MATERIAL FOR THIS EXERCISE:
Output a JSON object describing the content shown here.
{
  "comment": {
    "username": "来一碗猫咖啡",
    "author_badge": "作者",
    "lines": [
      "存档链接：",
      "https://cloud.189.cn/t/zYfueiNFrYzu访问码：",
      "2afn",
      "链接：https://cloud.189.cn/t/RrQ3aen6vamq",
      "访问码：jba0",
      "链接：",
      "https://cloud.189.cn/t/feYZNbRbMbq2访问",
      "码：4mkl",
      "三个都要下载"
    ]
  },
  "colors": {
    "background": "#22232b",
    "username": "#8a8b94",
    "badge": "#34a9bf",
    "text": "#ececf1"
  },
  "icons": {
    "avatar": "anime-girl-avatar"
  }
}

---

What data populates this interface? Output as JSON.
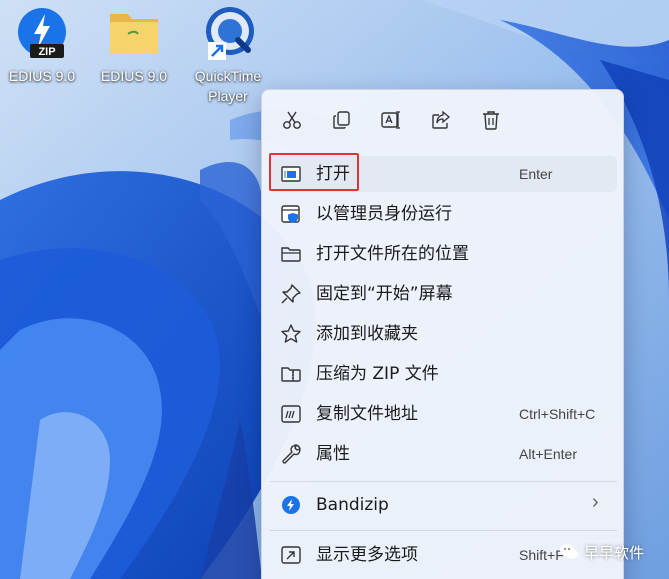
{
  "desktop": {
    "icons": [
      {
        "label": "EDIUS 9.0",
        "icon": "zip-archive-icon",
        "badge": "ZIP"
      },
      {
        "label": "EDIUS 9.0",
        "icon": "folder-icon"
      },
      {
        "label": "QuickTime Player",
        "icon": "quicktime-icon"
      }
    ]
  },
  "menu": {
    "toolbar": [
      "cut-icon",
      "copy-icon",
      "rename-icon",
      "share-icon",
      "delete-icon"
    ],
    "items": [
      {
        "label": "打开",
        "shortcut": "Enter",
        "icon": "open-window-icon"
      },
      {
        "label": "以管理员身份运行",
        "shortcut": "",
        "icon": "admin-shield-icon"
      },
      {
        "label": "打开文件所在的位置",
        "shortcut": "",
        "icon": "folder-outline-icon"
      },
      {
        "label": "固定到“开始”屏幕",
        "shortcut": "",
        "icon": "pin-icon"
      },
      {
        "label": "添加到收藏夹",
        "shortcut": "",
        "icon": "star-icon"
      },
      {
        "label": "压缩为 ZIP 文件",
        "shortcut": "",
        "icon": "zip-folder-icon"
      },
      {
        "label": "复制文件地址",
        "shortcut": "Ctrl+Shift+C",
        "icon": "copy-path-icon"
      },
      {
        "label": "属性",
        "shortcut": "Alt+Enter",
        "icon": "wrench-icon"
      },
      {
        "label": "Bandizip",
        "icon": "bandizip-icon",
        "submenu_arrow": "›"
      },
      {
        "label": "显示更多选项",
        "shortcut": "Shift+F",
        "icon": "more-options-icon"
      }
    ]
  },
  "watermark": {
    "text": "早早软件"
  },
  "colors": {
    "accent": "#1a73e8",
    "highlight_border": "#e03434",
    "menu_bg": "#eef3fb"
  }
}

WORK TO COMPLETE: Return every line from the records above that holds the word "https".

ANSWER TO THIS TASK:
      "https://cloud.189.cn/t/zYfueiNFrYzu访问码：",
      "链接：https://cloud.189.cn/t/RrQ3aen6vamq",
      "https://cloud.189.cn/t/feYZNbRbMbq2访问",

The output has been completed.